This summer, Brune and Li created a high school internship program engaging more than 40 students from the U.S. and Canada, who receive training in podcasting and producing videos and other educational content. The hope is that these young science communicators will influence their own peers with the media they create and share. Brune and Li have filed for 501c3 status, a designation that will support them in their quest to create a small army of climate influencers.

mic and headphones

The nonprofit status would also help them with the goal of integrating climate-related content with high school science curricula where they can. “We are aware that teachers have less than zero time to cover new material,” acknowledge Brune, “so we’re looking at existing curricula and creating five- to ten-minute warm-ups that support their objectives.”

“Early on, we had to decide--did we want to reach a large group and move them just a bit? Or did we want to engage intensely with a smaller group and move them to action?” asked Li. “The key to making real change is action.”

"The key to making real change is action."

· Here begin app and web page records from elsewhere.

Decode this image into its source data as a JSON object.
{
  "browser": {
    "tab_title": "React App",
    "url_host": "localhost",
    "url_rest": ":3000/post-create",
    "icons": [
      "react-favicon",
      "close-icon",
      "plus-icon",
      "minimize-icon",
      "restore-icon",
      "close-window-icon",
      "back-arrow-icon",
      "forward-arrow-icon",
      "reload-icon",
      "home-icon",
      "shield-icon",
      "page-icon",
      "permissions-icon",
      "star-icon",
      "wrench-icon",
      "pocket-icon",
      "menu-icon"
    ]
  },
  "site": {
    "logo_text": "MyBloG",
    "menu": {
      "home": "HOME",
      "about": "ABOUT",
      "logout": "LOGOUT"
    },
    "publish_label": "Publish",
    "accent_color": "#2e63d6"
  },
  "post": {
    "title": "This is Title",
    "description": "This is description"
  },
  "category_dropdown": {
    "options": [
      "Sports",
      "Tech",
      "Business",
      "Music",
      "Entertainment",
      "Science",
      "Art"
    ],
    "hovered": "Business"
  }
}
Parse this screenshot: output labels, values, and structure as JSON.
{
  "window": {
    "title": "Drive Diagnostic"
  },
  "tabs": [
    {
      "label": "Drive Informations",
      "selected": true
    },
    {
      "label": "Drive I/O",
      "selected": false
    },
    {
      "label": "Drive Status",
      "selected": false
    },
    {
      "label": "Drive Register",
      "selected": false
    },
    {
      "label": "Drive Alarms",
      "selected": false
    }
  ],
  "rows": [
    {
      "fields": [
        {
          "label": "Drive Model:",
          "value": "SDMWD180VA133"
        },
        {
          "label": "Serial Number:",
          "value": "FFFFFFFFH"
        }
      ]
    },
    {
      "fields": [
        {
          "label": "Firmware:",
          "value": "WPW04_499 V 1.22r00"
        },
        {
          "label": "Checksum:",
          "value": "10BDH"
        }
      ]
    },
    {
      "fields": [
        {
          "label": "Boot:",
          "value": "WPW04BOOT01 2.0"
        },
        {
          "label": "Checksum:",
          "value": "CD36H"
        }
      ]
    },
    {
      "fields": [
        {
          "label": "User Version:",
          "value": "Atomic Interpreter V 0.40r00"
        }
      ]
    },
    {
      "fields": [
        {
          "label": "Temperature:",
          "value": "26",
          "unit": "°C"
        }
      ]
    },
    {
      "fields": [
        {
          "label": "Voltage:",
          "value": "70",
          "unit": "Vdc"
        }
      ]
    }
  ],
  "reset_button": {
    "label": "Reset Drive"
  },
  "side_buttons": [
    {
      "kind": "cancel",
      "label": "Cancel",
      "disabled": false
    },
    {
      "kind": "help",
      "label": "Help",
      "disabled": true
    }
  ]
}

And knowledge, pointed out Imari Karega Walker, a PhD student in the lab of environmental chemist Lee Ferguson. Walker studies the fate of plastic components as they break down and disperse in the environment, and she knows a lot more than the average person about the potential risks posed by exposure to microplastics and plastic additives.  

“We need to have the power to make decisions for ourselves,” said Walker. “And if we don’t even know what we’re putting into our environment and what we’re exposing ourselves to, we can’t make informed decisions.” 

Knowing that people generally don’t seek out this kind of information from academic sources, Walker started a YouTube channel in 2020 to share her knowledge about plastic pollution and chemicals in consumer products. 

 

Almost immediately, she was inundated with speaker requests. She has participated in an online press conference to launch the Presidential Plastics Action Plan and spoke to U.S. senators and members of the House of Representatives about the new Break Free from Plastic Act. She also made a video in cooperation with the World Wildlife Federation and Ocean Plastics Leadership Network, in support of their efforts to launch a global treaty on plastics.

Walker estimated that she’s contributed to more than 30 science communication events over the past year, somehow managing her PhD research and her work on a plastic policy case with the Duke Environmental Law Clinic as well.

“It wasn’t the most well-balanced life,” admitted Walker. “But now I have experience enough to know how long that two-minute video or 20-minute presentation will take to prepare, to the standards that I require.”

Though she’s recalibrated, Walker has no plans to slow down. “I’m really hoping that all my work—the research, the SciComm work—will get knowledge out to the people who need it,” she said.